Some more hard-won advice: get a lawyer involved early. Begin with confidentiality agreements and whatever other information protection devices your attorney advises. For most shops, the only thing they really have to sell is their customer list (including their insurance contacts) and their physical location. The shop equipment can be bought used (see the other local shop that just sold theirs at auction), and technicians come and go. What you’re buying and selling is very confidential. Take precautions to share enough information for the buyer’s due diligence yet protect the seller’s privacy.
Trust But Verify
After several sad occasions where the business sellers said to me, “I don’t trust him,” on the way to the lawyer’s office, my unsolicited but unwavering advice is: “Don’t go into any deal with someone who you say you don’t trust.” There are other buyers out there. Anyone can turn out to be a weasel. “Caveat emptor” is Latin for buyer beware and holds true in every business deal, but if you suspect they’re less than honest going in, move on now.

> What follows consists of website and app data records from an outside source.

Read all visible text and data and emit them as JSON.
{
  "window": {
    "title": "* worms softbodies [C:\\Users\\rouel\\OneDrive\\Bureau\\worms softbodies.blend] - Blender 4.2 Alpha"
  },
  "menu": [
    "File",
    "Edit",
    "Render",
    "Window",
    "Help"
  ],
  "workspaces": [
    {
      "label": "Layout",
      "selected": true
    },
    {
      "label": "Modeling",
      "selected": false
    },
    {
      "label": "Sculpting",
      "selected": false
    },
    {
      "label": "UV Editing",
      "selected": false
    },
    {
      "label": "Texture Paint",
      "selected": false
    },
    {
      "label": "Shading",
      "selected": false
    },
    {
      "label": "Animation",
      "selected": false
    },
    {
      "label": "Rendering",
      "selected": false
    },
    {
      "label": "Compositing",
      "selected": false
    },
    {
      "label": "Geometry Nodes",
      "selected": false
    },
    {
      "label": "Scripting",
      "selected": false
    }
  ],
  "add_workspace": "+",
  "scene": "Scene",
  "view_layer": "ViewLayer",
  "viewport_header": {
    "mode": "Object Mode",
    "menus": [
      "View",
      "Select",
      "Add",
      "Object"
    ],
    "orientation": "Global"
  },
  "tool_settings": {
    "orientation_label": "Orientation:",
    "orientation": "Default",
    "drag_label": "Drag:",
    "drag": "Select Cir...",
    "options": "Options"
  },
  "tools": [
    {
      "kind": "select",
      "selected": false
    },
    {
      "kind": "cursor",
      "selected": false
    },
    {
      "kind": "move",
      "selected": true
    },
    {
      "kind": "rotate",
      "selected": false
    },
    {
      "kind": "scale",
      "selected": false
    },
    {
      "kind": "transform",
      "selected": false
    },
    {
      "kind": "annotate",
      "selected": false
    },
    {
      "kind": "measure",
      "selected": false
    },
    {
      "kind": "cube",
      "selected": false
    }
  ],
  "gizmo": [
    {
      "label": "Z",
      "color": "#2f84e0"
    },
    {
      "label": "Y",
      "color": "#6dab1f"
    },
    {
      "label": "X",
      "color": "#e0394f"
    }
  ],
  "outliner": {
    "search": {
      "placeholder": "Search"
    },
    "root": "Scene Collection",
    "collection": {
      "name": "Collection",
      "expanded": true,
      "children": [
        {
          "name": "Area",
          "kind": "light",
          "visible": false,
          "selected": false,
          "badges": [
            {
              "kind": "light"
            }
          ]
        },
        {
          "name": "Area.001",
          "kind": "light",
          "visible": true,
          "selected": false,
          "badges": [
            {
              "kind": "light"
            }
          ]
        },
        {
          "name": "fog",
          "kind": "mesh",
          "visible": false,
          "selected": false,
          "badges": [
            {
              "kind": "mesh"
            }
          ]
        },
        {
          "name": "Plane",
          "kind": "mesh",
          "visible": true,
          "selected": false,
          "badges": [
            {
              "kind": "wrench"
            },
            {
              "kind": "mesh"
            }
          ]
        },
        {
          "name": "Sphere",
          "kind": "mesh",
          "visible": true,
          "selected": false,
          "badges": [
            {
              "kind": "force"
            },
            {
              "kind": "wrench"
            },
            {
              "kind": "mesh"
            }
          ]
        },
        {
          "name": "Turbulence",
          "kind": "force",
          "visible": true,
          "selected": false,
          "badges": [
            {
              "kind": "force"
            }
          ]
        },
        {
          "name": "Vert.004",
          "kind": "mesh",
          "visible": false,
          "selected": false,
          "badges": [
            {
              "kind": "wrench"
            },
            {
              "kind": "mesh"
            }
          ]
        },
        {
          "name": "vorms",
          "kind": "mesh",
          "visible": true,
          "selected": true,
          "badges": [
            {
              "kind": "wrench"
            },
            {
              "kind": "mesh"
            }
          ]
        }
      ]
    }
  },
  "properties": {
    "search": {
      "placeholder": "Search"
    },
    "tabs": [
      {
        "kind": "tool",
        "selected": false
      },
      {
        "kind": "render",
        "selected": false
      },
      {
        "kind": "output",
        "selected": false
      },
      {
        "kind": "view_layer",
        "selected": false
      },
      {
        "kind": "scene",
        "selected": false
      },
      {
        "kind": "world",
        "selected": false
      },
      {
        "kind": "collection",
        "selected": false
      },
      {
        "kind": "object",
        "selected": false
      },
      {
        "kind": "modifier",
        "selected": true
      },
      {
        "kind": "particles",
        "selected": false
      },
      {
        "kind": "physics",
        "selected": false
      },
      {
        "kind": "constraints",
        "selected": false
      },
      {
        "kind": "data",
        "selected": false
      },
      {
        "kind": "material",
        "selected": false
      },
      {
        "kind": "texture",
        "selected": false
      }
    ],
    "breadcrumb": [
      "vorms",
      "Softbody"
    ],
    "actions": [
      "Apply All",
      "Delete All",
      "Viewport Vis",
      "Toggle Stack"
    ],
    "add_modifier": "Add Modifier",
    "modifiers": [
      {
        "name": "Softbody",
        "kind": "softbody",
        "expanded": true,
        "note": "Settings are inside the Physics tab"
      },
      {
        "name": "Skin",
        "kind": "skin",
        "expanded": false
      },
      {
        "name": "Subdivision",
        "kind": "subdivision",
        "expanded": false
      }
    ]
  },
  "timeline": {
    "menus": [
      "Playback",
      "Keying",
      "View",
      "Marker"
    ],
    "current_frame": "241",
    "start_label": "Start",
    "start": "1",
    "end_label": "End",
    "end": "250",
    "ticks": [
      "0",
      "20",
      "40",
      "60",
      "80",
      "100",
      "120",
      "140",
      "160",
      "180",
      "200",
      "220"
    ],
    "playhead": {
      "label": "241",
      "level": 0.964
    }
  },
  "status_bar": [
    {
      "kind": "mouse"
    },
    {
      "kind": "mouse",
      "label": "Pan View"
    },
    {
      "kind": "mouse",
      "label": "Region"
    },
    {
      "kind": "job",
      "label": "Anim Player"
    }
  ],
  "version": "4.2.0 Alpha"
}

If you intend to sell your shop to someone other than family, start keeping better books. As the 2015 BodyShop Business Industry Profile said, the average shop has been around for 30 years. The ownership has likely been doing their best to minimize the taxes they pay Uncle Sam for the last long while. To get the most money for your shop now, show a real gross and net profit for a couple of years and pay the taxes. When your buyer has financing, their lenders only know the numbers on paper. The “Yeah, but I took $XX out in cash” won’t count at all with the bank. Accurate financial documents will most often lead to the highest selling prices.